Losers in History vs. Losers in Sports

Historical memory will sometimes romanticize losers.

Robert E. Lee, Hannibal, Napoleon, Vercingetorix — all of them have a romantic glow about them in the minds of some.  In this ‘Romantic’ narrative, all of them begin as significant underdogs, but through pluck and brilliance make Goliath quake.  They nearly succeed, but then one mistake, or one setback of fate, and cruel reality overwhelms them.  So, Lee would have won had Stuart been at Gettysburg, Napoleon would have won if it had not rained at Waterloo, Hannibal if he had attacked Rome after Cannae, and so on.

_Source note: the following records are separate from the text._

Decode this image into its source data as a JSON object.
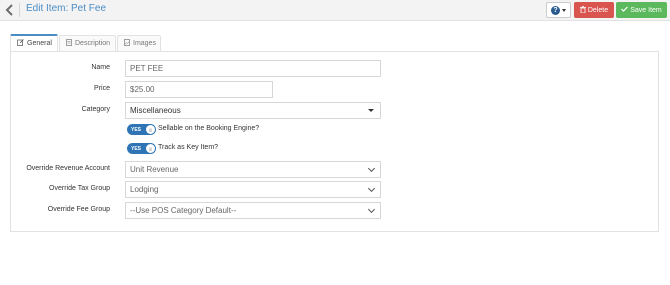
{
  "header": {
    "title": "Edit Item: Pet Fee",
    "help_icon_glyph": "?",
    "delete_label": "Delete",
    "save_label": "Save Item"
  },
  "tabs": [
    {
      "label": "General",
      "active": true
    },
    {
      "label": "Description",
      "active": false
    },
    {
      "label": "Images",
      "active": false
    }
  ],
  "form": {
    "name": {
      "label": "Name",
      "value": "PET FEE"
    },
    "price": {
      "label": "Price",
      "value": "$25.00"
    },
    "category": {
      "label": "Category",
      "value": "Miscellaneous"
    },
    "sellable": {
      "on_text": "YES",
      "label": "Sellable on the Booking Engine?",
      "enabled": true
    },
    "track_key": {
      "on_text": "YES",
      "label": "Track as Key Item?",
      "enabled": true
    },
    "override_revenue": {
      "label": "Override Revenue Account",
      "value": "Unit Revenue"
    },
    "override_tax": {
      "label": "Override Tax Group",
      "value": "Lodging"
    },
    "override_fee": {
      "label": "Override Fee Group",
      "value": "--Use POS Category Default--"
    }
  },
  "colors": {
    "accent": "#4a8cc4",
    "delete": "#d9534f",
    "save": "#5cb85c",
    "toggle": "#2f75b5"
  },
  "icons": [
    "back-chevron-icon",
    "help-icon",
    "trash-icon",
    "check-icon",
    "edit-icon",
    "document-icon",
    "image-icon",
    "chevron-down-icon"
  ]
}
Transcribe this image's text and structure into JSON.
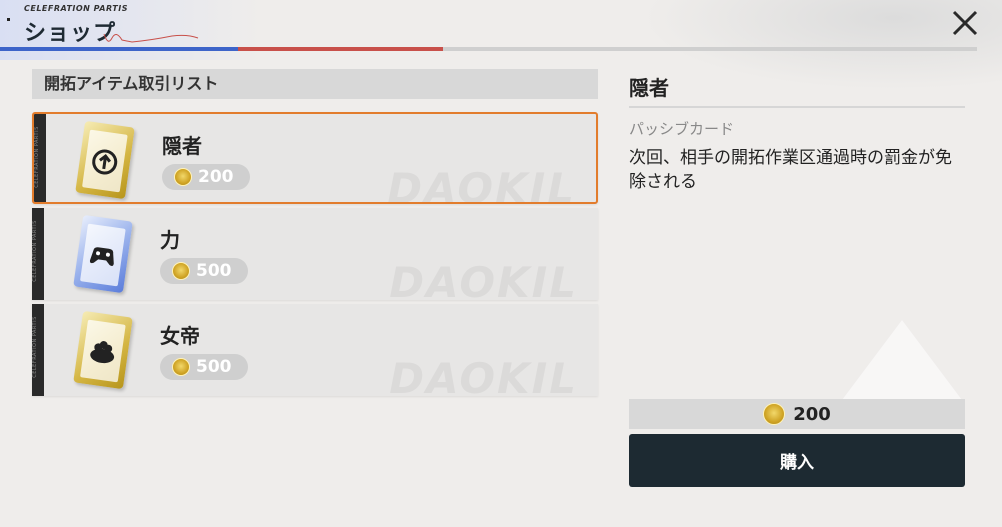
{
  "header": {
    "brand": "CELEFRATION PARTIS",
    "title": "ショップ"
  },
  "list": {
    "header": "開拓アイテム取引リスト",
    "stripe_text": "CELEFRATION PARTIS",
    "watermark": "DAOKIL",
    "items": [
      {
        "name": "隠者",
        "price": "200",
        "card_color": "gold",
        "icon": "arrow-up-circle-icon",
        "selected": true
      },
      {
        "name": "力",
        "price": "500",
        "card_color": "blue",
        "icon": "gamepad-icon",
        "selected": false
      },
      {
        "name": "女帝",
        "price": "500",
        "card_color": "gold",
        "icon": "crowd-icon",
        "selected": false
      }
    ]
  },
  "detail": {
    "name": "隠者",
    "type": "パッシブカード",
    "description": "次回、相手の開拓作業区通過時の罰金が免除される",
    "price": "200",
    "buy_label": "購入"
  },
  "colors": {
    "accent_orange": "#e27c2c",
    "progress_blue": "#3d64c9",
    "progress_red": "#c8504a",
    "buy_button": "#1d2a32"
  }
}
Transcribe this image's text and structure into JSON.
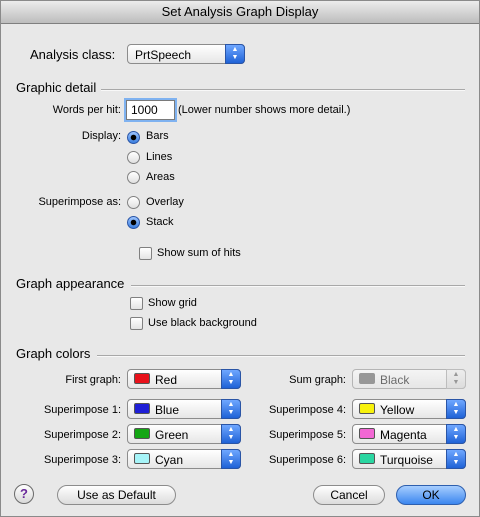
{
  "window": {
    "title": "Set Analysis Graph Display"
  },
  "analysis_class": {
    "label": "Analysis class:",
    "value": "PrtSpeech"
  },
  "graphic_detail": {
    "heading": "Graphic detail",
    "words_per_hit_label": "Words per hit:",
    "words_per_hit_value": "1000",
    "words_per_hit_hint": "(Lower number shows more detail.)",
    "display_label": "Display:",
    "display_options": [
      "Bars",
      "Lines",
      "Areas"
    ],
    "display_selected": "Bars",
    "superimpose_label": "Superimpose as:",
    "superimpose_options": [
      "Overlay",
      "Stack"
    ],
    "superimpose_selected": "Stack",
    "show_sum_label": "Show sum of hits",
    "show_sum_checked": false
  },
  "graph_appearance": {
    "heading": "Graph appearance",
    "show_grid_label": "Show grid",
    "show_grid_checked": false,
    "black_bg_label": "Use black background",
    "black_bg_checked": false
  },
  "graph_colors": {
    "heading": "Graph colors",
    "first": {
      "label": "First graph:",
      "value": "Red",
      "color": "#e8121b"
    },
    "sum": {
      "label": "Sum graph:",
      "value": "Black",
      "color": "#555555"
    },
    "s1": {
      "label": "Superimpose 1:",
      "value": "Blue",
      "color": "#1f1fd6"
    },
    "s2": {
      "label": "Superimpose 2:",
      "value": "Green",
      "color": "#14a614"
    },
    "s3": {
      "label": "Superimpose 3:",
      "value": "Cyan",
      "color": "#a6f4f8"
    },
    "s4": {
      "label": "Superimpose 4:",
      "value": "Yellow",
      "color": "#f8f20c"
    },
    "s5": {
      "label": "Superimpose 5:",
      "value": "Magenta",
      "color": "#f267d4"
    },
    "s6": {
      "label": "Superimpose 6:",
      "value": "Turquoise",
      "color": "#2ad6a1"
    }
  },
  "buttons": {
    "help": "?",
    "use_default": "Use as Default",
    "cancel": "Cancel",
    "ok": "OK"
  },
  "icons": {
    "help": "help-icon",
    "popup_arrows": "updown-arrows-icon"
  }
}
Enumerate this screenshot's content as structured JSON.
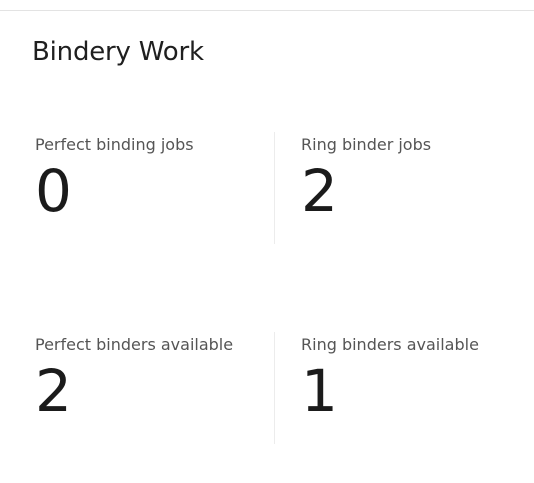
{
  "card": {
    "title": "Bindery Work"
  },
  "metrics": [
    {
      "label": "Perfect binding jobs",
      "value": "0"
    },
    {
      "label": "Ring binder jobs",
      "value": "2"
    },
    {
      "label": "Perfect binders available",
      "value": "2"
    },
    {
      "label": "Ring binders available",
      "value": "1"
    }
  ]
}
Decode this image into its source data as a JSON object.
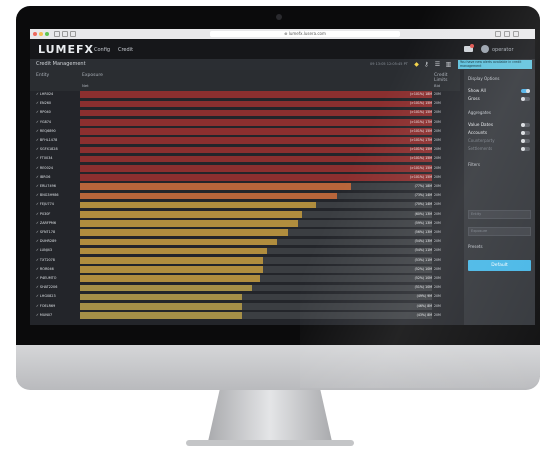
{
  "browser": {
    "url": "⊕ lumefx.lusera.com"
  },
  "app": {
    "logo": "LUMEFX",
    "nav": [
      "Config",
      "Credit"
    ],
    "user": "operator"
  },
  "subheader": {
    "title": "Credit Management",
    "clock": "09 13:05 12:05:45 PT",
    "banner": "You have new alerts available in credit management"
  },
  "table": {
    "col_entity": "Entity",
    "col_exposure": "Exposure",
    "col_sub": "Net",
    "col_limits": "Credit Limits",
    "col_limits_sub": "Bid"
  },
  "chart_data": {
    "type": "bar",
    "categories": [
      "LHR024",
      "EN260",
      "RP040",
      "YG874",
      "REQ6890",
      "BFHL1478",
      "SGFX1828",
      "FT0034",
      "RE0024",
      "IBRO6",
      "ERLI7496",
      "BNG3H986",
      "FEJU774",
      "P030F",
      "ZARFPM6",
      "SFNT178",
      "DUHR289",
      "LUNJ43",
      "TXT2078",
      "ROR046",
      "P4EUMTO",
      "SHAT2206",
      "LHG0823",
      "FOELR69",
      "MUN07"
    ],
    "values": [
      101,
      101,
      101,
      101,
      101,
      101,
      101,
      101,
      101,
      101,
      77,
      73,
      67,
      63,
      62,
      59,
      56,
      53,
      52,
      52,
      51,
      49,
      46,
      46,
      46
    ],
    "labels": [
      "(>101%) 18M",
      "(>101%) 15M",
      "(>101%) 15M",
      "(>101%) 17M",
      "(>101%) 15M",
      "(>101%) 17M",
      "(>101%) 15M",
      "(>101%) 15M",
      "(>101%) 15M",
      "(>101%) 15M",
      "(77%) 18M",
      "(73%) 14M",
      "(70%) 14M",
      "(60%) 13M",
      "(59%) 13M",
      "(56%) 13M",
      "(54%) 13M",
      "(54%) 11M",
      "(53%) 11M",
      "(52%) 10M",
      "(52%) 10M",
      "(51%) 10M",
      "(49%) 9M",
      "(46%) 8M",
      "(43%) 8M"
    ],
    "limits": [
      "20M",
      "20M",
      "20M",
      "20M",
      "20M",
      "20M",
      "20M",
      "20M",
      "20M",
      "20M",
      "20M",
      "20M",
      "20M",
      "20M",
      "20M",
      "20M",
      "20M",
      "20M",
      "20M",
      "20M",
      "20M",
      "20M",
      "20M",
      "20M",
      "20M"
    ],
    "xlim": [
      0,
      100
    ]
  },
  "side": {
    "display_options": "Display Options",
    "show_all": "Show All",
    "gross": "Gross",
    "aggregates": "Aggregates",
    "value_dates": "Value Dates",
    "accounts": "Accounts",
    "counterparty": "Counterparty",
    "settlements": "Settlements",
    "filters": "Filters",
    "filter_placeholder_1": "Entity",
    "filter_placeholder_2": "Exposure",
    "presets": "Presets",
    "default_button": "Default"
  },
  "colors": {
    "red": "#8b2f2f",
    "orange": "#b8653a",
    "gold": "#b08d3e",
    "khaki": "#a58f47"
  }
}
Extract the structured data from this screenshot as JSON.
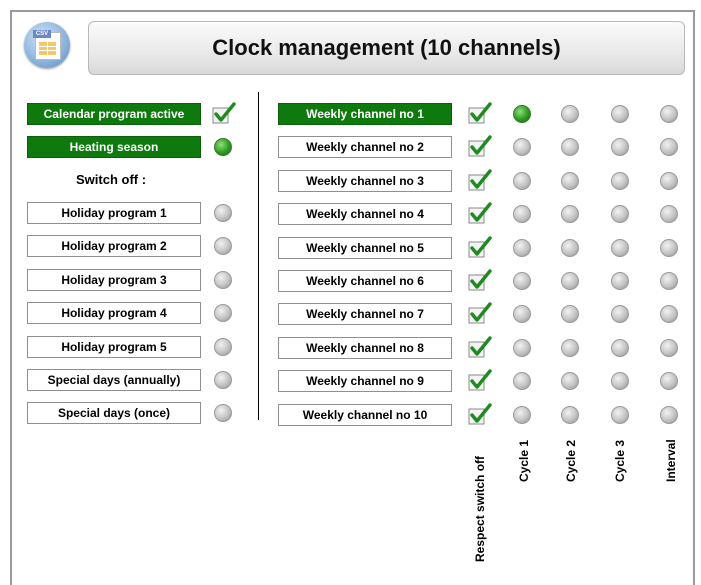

Life can sometimes imitate art, but it is usually messier.  One can certainly make arguments for the causes of all of the military men I mentioned, but making them tragic heroes can blind us to reality.  Were all of them really underdogs?  Lee and Vercingetorix had many, many, advantages.  Napoleon nearly always faced divided allies.  Hannibal was not forced into choosing what amounted to an all or nothing strategy.  Furthermore, failure on a grand scale like theirs can rarely be attributed to one event.  All of them exhibited, to my mind, poor strategic thinking and were sunk not by fate but by their own choices.

Have you noticed that we don’t romanticize sports losers?  No one waxes eloquent about Joe Flacco, loser in two AFC Championship games, or Donovan McNabb, loser in a variety of NFC champioship games and one Super Bowl.  No one cares that Jake Delhomme nearly beat the Patriots in Super Bowl XXXVIII.  Commentators killed Miami for losing the NBA championship to Dallas.  No romanticizing there.  The list goes on.  Perhaps the one exception I can think of might be Joe Frazier, but of course he beat Ali once, and was treated horribly by Ali in a way that should draw our sympathy.  My wife brought up the point that we romanticize Dan Marino.  Is there a common thread?

We also never romanticize political losers.  Michael Dukakis?  Who cares?  McCain, Mondale, Dole, — I can’t think of one romanticized defeated candidate.  The concept of gallantry amidst futility (or at least perceived futility) inspires admiration for some historical figures, but not political ones.

What can account for this difference?  I have no answers, but would like some suggestions.